■ **YOUR INSTRUCTIONS**
Lines containing the word "text" are the ones to copy from the records below.

═══

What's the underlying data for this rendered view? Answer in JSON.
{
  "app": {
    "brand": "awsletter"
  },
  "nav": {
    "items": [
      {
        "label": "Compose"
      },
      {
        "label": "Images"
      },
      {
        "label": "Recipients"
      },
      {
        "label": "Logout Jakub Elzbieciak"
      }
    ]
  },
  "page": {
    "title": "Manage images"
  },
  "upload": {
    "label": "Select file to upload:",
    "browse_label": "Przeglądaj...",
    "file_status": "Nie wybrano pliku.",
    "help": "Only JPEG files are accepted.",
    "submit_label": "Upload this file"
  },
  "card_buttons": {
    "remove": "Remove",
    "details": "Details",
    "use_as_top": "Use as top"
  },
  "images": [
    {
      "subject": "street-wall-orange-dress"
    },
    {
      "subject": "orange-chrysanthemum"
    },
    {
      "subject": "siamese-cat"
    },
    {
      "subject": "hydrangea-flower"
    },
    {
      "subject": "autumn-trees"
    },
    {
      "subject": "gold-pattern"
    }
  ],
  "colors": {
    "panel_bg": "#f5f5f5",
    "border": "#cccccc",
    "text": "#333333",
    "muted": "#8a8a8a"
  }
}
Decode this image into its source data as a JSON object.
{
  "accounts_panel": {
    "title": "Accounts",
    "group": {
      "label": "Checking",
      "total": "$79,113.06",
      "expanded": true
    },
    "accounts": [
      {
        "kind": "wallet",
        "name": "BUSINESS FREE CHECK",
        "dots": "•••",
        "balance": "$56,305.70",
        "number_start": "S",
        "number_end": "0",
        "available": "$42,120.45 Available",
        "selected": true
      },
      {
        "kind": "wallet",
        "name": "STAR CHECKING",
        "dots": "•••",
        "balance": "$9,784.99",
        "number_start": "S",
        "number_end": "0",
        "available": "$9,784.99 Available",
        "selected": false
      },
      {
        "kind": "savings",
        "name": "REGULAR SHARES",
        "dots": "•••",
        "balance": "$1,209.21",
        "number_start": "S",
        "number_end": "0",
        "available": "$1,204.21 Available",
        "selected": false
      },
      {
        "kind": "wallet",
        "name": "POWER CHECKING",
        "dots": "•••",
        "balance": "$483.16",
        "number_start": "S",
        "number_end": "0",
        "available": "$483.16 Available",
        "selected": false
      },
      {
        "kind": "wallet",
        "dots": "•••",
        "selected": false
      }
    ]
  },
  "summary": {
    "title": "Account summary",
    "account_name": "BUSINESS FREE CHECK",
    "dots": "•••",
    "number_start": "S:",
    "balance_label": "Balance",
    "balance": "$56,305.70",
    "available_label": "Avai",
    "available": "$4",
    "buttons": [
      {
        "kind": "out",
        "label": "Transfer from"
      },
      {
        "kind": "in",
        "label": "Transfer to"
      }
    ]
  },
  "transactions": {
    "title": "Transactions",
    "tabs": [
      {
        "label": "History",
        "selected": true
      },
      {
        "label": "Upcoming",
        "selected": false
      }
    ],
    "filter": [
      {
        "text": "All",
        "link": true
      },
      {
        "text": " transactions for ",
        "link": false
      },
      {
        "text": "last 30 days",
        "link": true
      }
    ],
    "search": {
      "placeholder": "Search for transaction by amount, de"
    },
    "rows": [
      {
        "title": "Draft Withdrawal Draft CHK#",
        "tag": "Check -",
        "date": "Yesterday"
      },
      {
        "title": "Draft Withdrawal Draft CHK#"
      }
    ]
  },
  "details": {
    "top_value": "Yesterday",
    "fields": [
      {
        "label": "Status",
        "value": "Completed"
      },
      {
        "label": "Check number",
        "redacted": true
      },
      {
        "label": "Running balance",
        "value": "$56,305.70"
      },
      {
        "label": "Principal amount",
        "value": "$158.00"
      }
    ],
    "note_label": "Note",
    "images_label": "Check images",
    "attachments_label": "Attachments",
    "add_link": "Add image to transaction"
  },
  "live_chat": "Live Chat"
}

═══

■ **REPLY**
    "text": "#333333",
        "text": "All",
        "text": " transactions for ",
        "text": "last 30 days",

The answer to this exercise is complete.